=== Exercise details ===
Report each line of the records where "Time" occurs.
*** Given data
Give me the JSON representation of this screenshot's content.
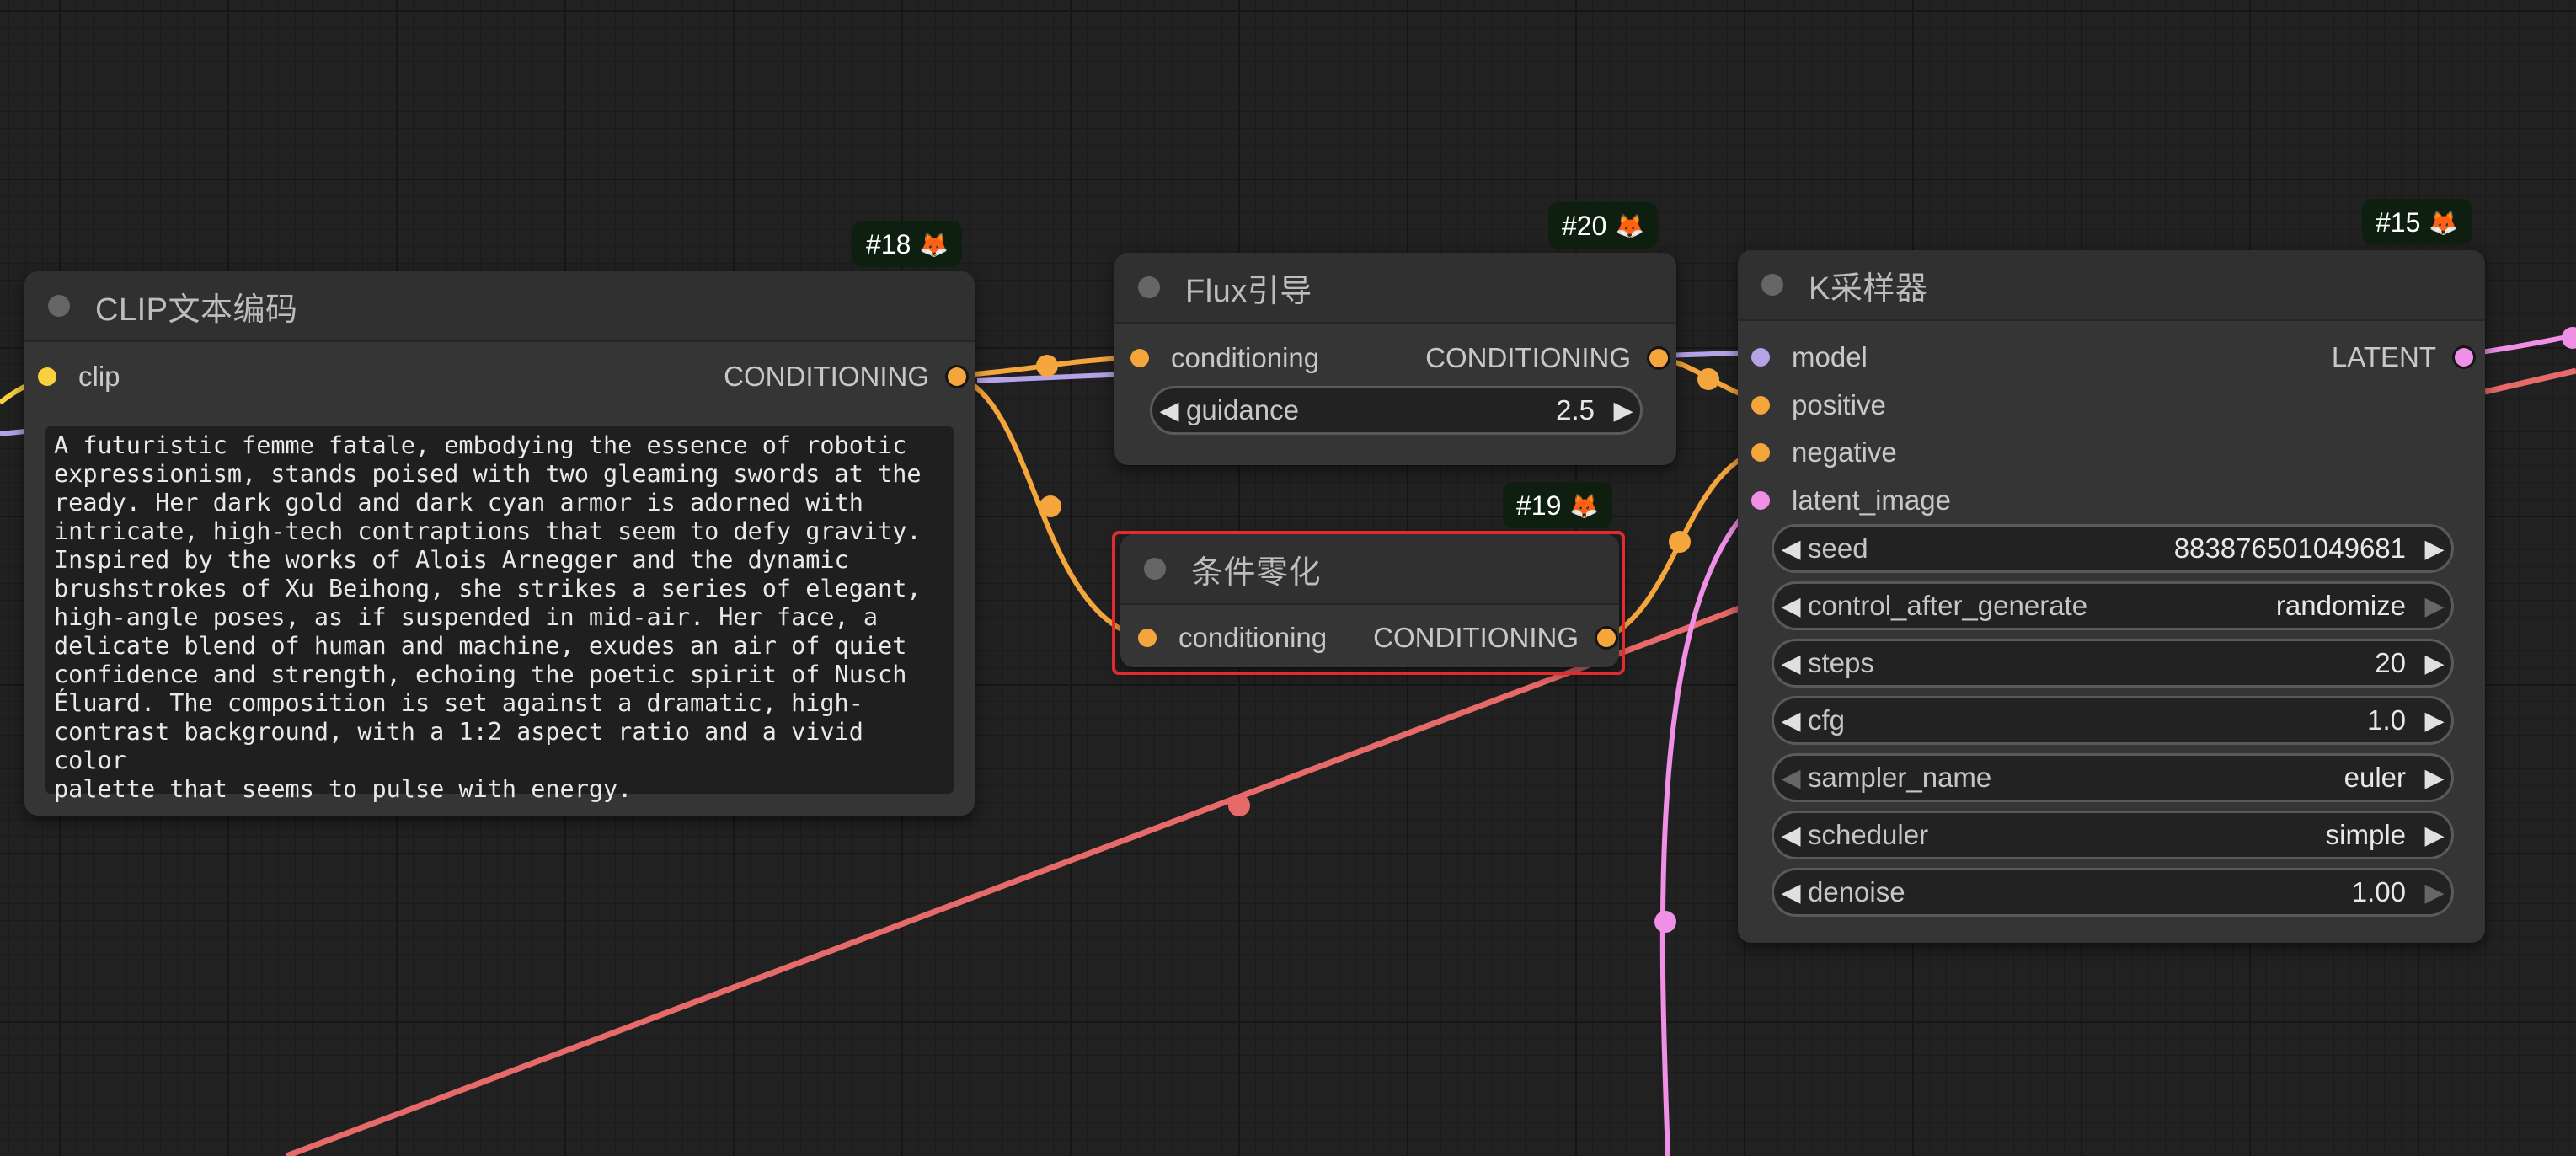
{
  "nodes": {
    "clip": {
      "badge": "#18",
      "title": "CLIP文本编码",
      "input": "clip",
      "output": "CONDITIONING",
      "text": "A futuristic femme fatale, embodying the essence of robotic\nexpressionism, stands poised with two gleaming swords at the\nready. Her dark gold and dark cyan armor is adorned with\nintricate, high-tech contraptions that seem to defy gravity.\nInspired by the works of Alois Arnegger and the dynamic\nbrushstrokes of Xu Beihong, she strikes a series of elegant,\nhigh-angle poses, as if suspended in mid-air. Her face, a\ndelicate blend of human and machine, exudes an air of quiet\nconfidence and strength, echoing the poetic spirit of Nusch\nÉluard. The composition is set against a dramatic, high-\ncontrast background, with a 1:2 aspect ratio and a vivid color\npalette that seems to pulse with energy."
    },
    "flux": {
      "badge": "#20",
      "title": "Flux引导",
      "input": "conditioning",
      "output": "CONDITIONING",
      "widget_label": "guidance",
      "widget_value": "2.5"
    },
    "zero": {
      "badge": "#19",
      "title": "条件零化",
      "input": "conditioning",
      "output": "CONDITIONING"
    },
    "ksampler": {
      "badge": "#15",
      "title": "K采样器",
      "inputs": [
        "model",
        "positive",
        "negative",
        "latent_image"
      ],
      "output": "LATENT",
      "widgets": [
        {
          "label": "seed",
          "value": "883876501049681"
        },
        {
          "label": "control_after_generate",
          "value": "randomize"
        },
        {
          "label": "steps",
          "value": "20"
        },
        {
          "label": "cfg",
          "value": "1.0"
        },
        {
          "label": "sampler_name",
          "value": "euler"
        },
        {
          "label": "scheduler",
          "value": "simple"
        },
        {
          "label": "denoise",
          "value": "1.00"
        }
      ]
    }
  },
  "badge_icon": "fox-icon",
  "colors": {
    "canvas": "#212121",
    "node_body": "#353535",
    "clip_link": "#f7d23e",
    "conditioning_link": "#f4a53c",
    "model_link": "#b5a3e8",
    "latent_link": "#f08fe6",
    "vae_link": "#e76a6a",
    "selection": "#e02c2c"
  }
}
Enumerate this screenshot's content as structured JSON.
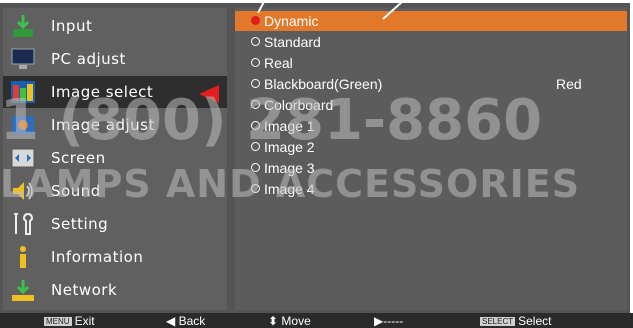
{
  "menu": [
    {
      "label": "Input",
      "icon": "input-icon"
    },
    {
      "label": "PC adjust",
      "icon": "pc-adjust-icon"
    },
    {
      "label": "Image select",
      "icon": "image-select-icon"
    },
    {
      "label": "Image adjust",
      "icon": "image-adjust-icon"
    },
    {
      "label": "Screen",
      "icon": "screen-icon"
    },
    {
      "label": "Sound",
      "icon": "sound-icon"
    },
    {
      "label": "Setting",
      "icon": "setting-icon"
    },
    {
      "label": "Information",
      "icon": "information-icon"
    },
    {
      "label": "Network",
      "icon": "network-icon"
    }
  ],
  "selected_menu": "Image select",
  "options": [
    {
      "label": "Dynamic",
      "selected": true
    },
    {
      "label": "Standard",
      "selected": false
    },
    {
      "label": "Real",
      "selected": false
    },
    {
      "label": "Blackboard(Green)",
      "selected": false
    },
    {
      "label": "Colorboard",
      "selected": false
    },
    {
      "label": "Image 1",
      "selected": false
    },
    {
      "label": "Image 2",
      "selected": false
    },
    {
      "label": "Image 3",
      "selected": false
    },
    {
      "label": "Image 4",
      "selected": false
    }
  ],
  "colorboard_value": "Red",
  "footer": {
    "exit_key": "MENU",
    "exit_label": "Exit",
    "back_label": "Back",
    "move_label": "Move",
    "next_label": "-----",
    "select_key": "SELECT",
    "select_label": "Select"
  },
  "watermark": {
    "line1": "1 (800) 281-8860",
    "line2": "LAMPS AND ACCESSORIES"
  },
  "colors": {
    "accent": "#e2792a",
    "pointer": "#e01e1e",
    "panel": "#545454"
  }
}
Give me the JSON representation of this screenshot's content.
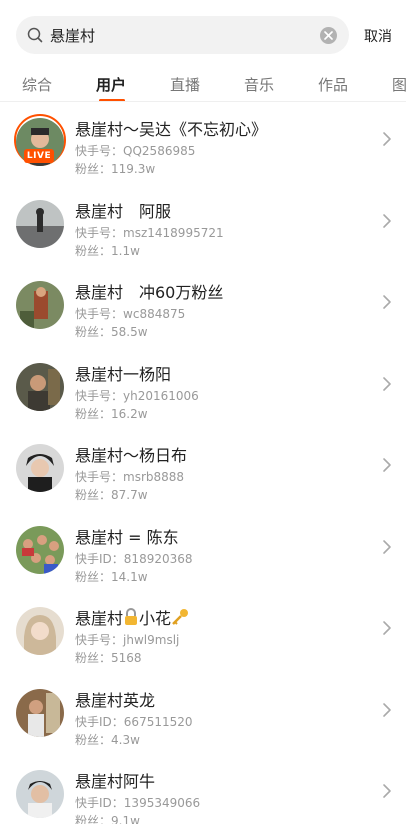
{
  "search": {
    "value": "悬崖村",
    "cancel_label": "取消"
  },
  "tabs": [
    {
      "label": "综合"
    },
    {
      "label": "用户"
    },
    {
      "label": "直播"
    },
    {
      "label": "音乐"
    },
    {
      "label": "作品"
    },
    {
      "label": "图"
    }
  ],
  "active_tab": "用户",
  "accent_color": "#ff5000",
  "users": [
    {
      "name": "悬崖村～吴达《不忘初心》",
      "id_label": "快手号",
      "id": "QQ2586985",
      "fans_label": "粉丝",
      "fans": "119.3w",
      "live": true,
      "live_label": "LIVE"
    },
    {
      "name": "悬崖村　阿服",
      "id_label": "快手号",
      "id": "msz1418995721",
      "fans_label": "粉丝",
      "fans": "1.1w"
    },
    {
      "name": "悬崖村　冲60万粉丝",
      "id_label": "快手号",
      "id": "wc884875",
      "fans_label": "粉丝",
      "fans": "58.5w"
    },
    {
      "name": "悬崖村一杨阳",
      "id_label": "快手号",
      "id": "yh20161006",
      "fans_label": "粉丝",
      "fans": "16.2w"
    },
    {
      "name": "悬崖村～杨日布",
      "id_label": "快手号",
      "id": "msrb8888",
      "fans_label": "粉丝",
      "fans": "87.7w"
    },
    {
      "name": "悬崖村 = 陈东",
      "id_label": "快手ID",
      "id": "818920368",
      "fans_label": "粉丝",
      "fans": "14.1w"
    },
    {
      "name": "悬崖村",
      "name_suffix": "小花",
      "id_label": "快手号",
      "id": "jhwl9mslj",
      "fans_label": "粉丝",
      "fans": "5168",
      "lock_icon": "lock-icon",
      "key_icon": "key-icon"
    },
    {
      "name": "悬崖村英龙",
      "id_label": "快手ID",
      "id": "667511520",
      "fans_label": "粉丝",
      "fans": "4.3w"
    },
    {
      "name": "悬崖村阿牛",
      "id_label": "快手ID",
      "id": "1395349066",
      "fans_label": "粉丝",
      "fans": "9.1w"
    }
  ]
}
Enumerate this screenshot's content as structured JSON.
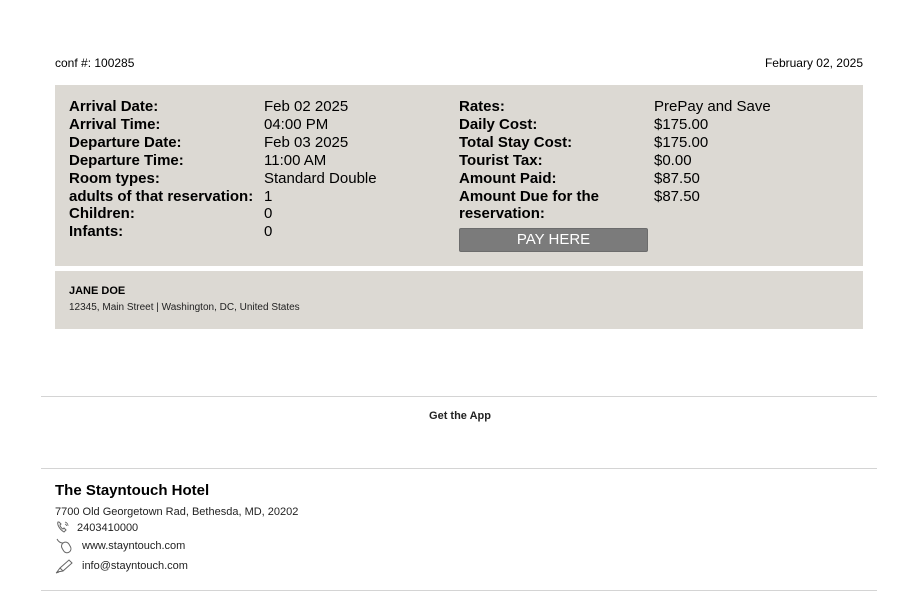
{
  "header": {
    "conf": "conf #: 100285",
    "date": "February 02, 2025"
  },
  "reservation": {
    "left": [
      {
        "label": "Arrival Date:",
        "value": "Feb 02 2025"
      },
      {
        "label": "Arrival Time:",
        "value": "04:00 PM"
      },
      {
        "label": "Departure Date:",
        "value": "Feb 03 2025"
      },
      {
        "label": "Departure Time:",
        "value": "11:00 AM"
      },
      {
        "label": "Room types:",
        "value": "Standard Double"
      },
      {
        "label": "adults of that reservation:",
        "value": "1"
      },
      {
        "label": "Children:",
        "value": "0"
      },
      {
        "label": "Infants:",
        "value": "0"
      }
    ],
    "right": [
      {
        "label": "Rates:",
        "value": "PrePay and Save"
      },
      {
        "label": "Daily Cost:",
        "value": "$175.00"
      },
      {
        "label": "Total Stay Cost:",
        "value": "$175.00"
      },
      {
        "label": "Tourist Tax:",
        "value": "$0.00"
      },
      {
        "label": "Amount Paid:",
        "value": "$87.50"
      },
      {
        "label": "Amount Due for the reservation:",
        "value": "$87.50"
      }
    ],
    "pay_button": "PAY HERE"
  },
  "guest": {
    "name": "JANE DOE",
    "address": "12345, Main Street | Washington, DC, United States"
  },
  "footer": {
    "get_app": "Get the App",
    "hotel_name": "The Stayntouch Hotel",
    "hotel_address": "7700 Old Georgetown Rad, Bethesda, MD, 20202",
    "phone": "2403410000",
    "website": "www.stayntouch.com",
    "email": "info@stayntouch.com",
    "icons": {
      "phone": "phone-icon",
      "web": "mouse-icon",
      "mail": "pen-icon"
    }
  }
}
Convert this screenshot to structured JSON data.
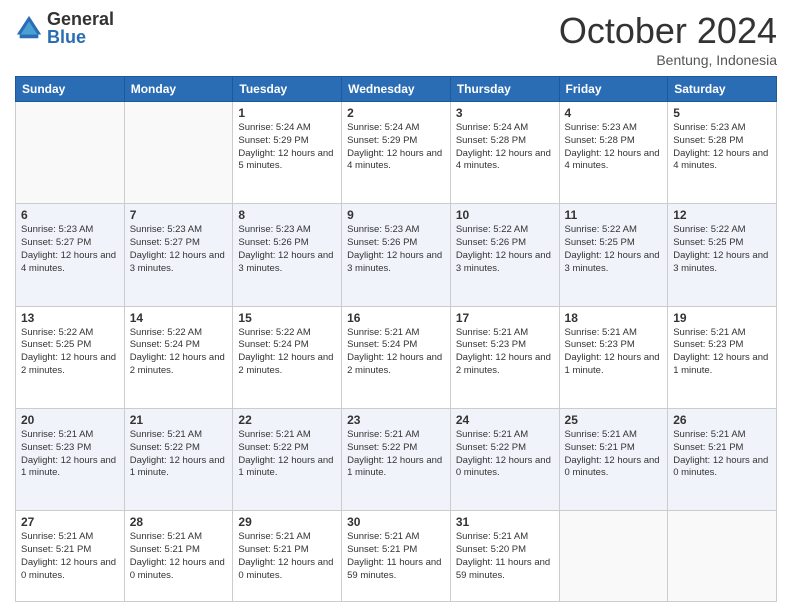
{
  "header": {
    "logo_general": "General",
    "logo_blue": "Blue",
    "month_title": "October 2024",
    "subtitle": "Bentung, Indonesia"
  },
  "days_of_week": [
    "Sunday",
    "Monday",
    "Tuesday",
    "Wednesday",
    "Thursday",
    "Friday",
    "Saturday"
  ],
  "weeks": [
    [
      {
        "day": "",
        "info": ""
      },
      {
        "day": "",
        "info": ""
      },
      {
        "day": "1",
        "info": "Sunrise: 5:24 AM\nSunset: 5:29 PM\nDaylight: 12 hours and 5 minutes."
      },
      {
        "day": "2",
        "info": "Sunrise: 5:24 AM\nSunset: 5:29 PM\nDaylight: 12 hours and 4 minutes."
      },
      {
        "day": "3",
        "info": "Sunrise: 5:24 AM\nSunset: 5:28 PM\nDaylight: 12 hours and 4 minutes."
      },
      {
        "day": "4",
        "info": "Sunrise: 5:23 AM\nSunset: 5:28 PM\nDaylight: 12 hours and 4 minutes."
      },
      {
        "day": "5",
        "info": "Sunrise: 5:23 AM\nSunset: 5:28 PM\nDaylight: 12 hours and 4 minutes."
      }
    ],
    [
      {
        "day": "6",
        "info": "Sunrise: 5:23 AM\nSunset: 5:27 PM\nDaylight: 12 hours and 4 minutes."
      },
      {
        "day": "7",
        "info": "Sunrise: 5:23 AM\nSunset: 5:27 PM\nDaylight: 12 hours and 3 minutes."
      },
      {
        "day": "8",
        "info": "Sunrise: 5:23 AM\nSunset: 5:26 PM\nDaylight: 12 hours and 3 minutes."
      },
      {
        "day": "9",
        "info": "Sunrise: 5:23 AM\nSunset: 5:26 PM\nDaylight: 12 hours and 3 minutes."
      },
      {
        "day": "10",
        "info": "Sunrise: 5:22 AM\nSunset: 5:26 PM\nDaylight: 12 hours and 3 minutes."
      },
      {
        "day": "11",
        "info": "Sunrise: 5:22 AM\nSunset: 5:25 PM\nDaylight: 12 hours and 3 minutes."
      },
      {
        "day": "12",
        "info": "Sunrise: 5:22 AM\nSunset: 5:25 PM\nDaylight: 12 hours and 3 minutes."
      }
    ],
    [
      {
        "day": "13",
        "info": "Sunrise: 5:22 AM\nSunset: 5:25 PM\nDaylight: 12 hours and 2 minutes."
      },
      {
        "day": "14",
        "info": "Sunrise: 5:22 AM\nSunset: 5:24 PM\nDaylight: 12 hours and 2 minutes."
      },
      {
        "day": "15",
        "info": "Sunrise: 5:22 AM\nSunset: 5:24 PM\nDaylight: 12 hours and 2 minutes."
      },
      {
        "day": "16",
        "info": "Sunrise: 5:21 AM\nSunset: 5:24 PM\nDaylight: 12 hours and 2 minutes."
      },
      {
        "day": "17",
        "info": "Sunrise: 5:21 AM\nSunset: 5:23 PM\nDaylight: 12 hours and 2 minutes."
      },
      {
        "day": "18",
        "info": "Sunrise: 5:21 AM\nSunset: 5:23 PM\nDaylight: 12 hours and 1 minute."
      },
      {
        "day": "19",
        "info": "Sunrise: 5:21 AM\nSunset: 5:23 PM\nDaylight: 12 hours and 1 minute."
      }
    ],
    [
      {
        "day": "20",
        "info": "Sunrise: 5:21 AM\nSunset: 5:23 PM\nDaylight: 12 hours and 1 minute."
      },
      {
        "day": "21",
        "info": "Sunrise: 5:21 AM\nSunset: 5:22 PM\nDaylight: 12 hours and 1 minute."
      },
      {
        "day": "22",
        "info": "Sunrise: 5:21 AM\nSunset: 5:22 PM\nDaylight: 12 hours and 1 minute."
      },
      {
        "day": "23",
        "info": "Sunrise: 5:21 AM\nSunset: 5:22 PM\nDaylight: 12 hours and 1 minute."
      },
      {
        "day": "24",
        "info": "Sunrise: 5:21 AM\nSunset: 5:22 PM\nDaylight: 12 hours and 0 minutes."
      },
      {
        "day": "25",
        "info": "Sunrise: 5:21 AM\nSunset: 5:21 PM\nDaylight: 12 hours and 0 minutes."
      },
      {
        "day": "26",
        "info": "Sunrise: 5:21 AM\nSunset: 5:21 PM\nDaylight: 12 hours and 0 minutes."
      }
    ],
    [
      {
        "day": "27",
        "info": "Sunrise: 5:21 AM\nSunset: 5:21 PM\nDaylight: 12 hours and 0 minutes."
      },
      {
        "day": "28",
        "info": "Sunrise: 5:21 AM\nSunset: 5:21 PM\nDaylight: 12 hours and 0 minutes."
      },
      {
        "day": "29",
        "info": "Sunrise: 5:21 AM\nSunset: 5:21 PM\nDaylight: 12 hours and 0 minutes."
      },
      {
        "day": "30",
        "info": "Sunrise: 5:21 AM\nSunset: 5:21 PM\nDaylight: 11 hours and 59 minutes."
      },
      {
        "day": "31",
        "info": "Sunrise: 5:21 AM\nSunset: 5:20 PM\nDaylight: 11 hours and 59 minutes."
      },
      {
        "day": "",
        "info": ""
      },
      {
        "day": "",
        "info": ""
      }
    ]
  ]
}
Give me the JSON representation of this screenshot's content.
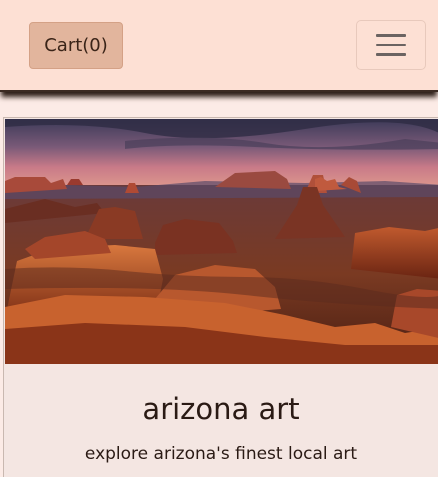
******
=== Exercise response ===
        "label": "Arrival Time:",
        "label": "Departure Time:",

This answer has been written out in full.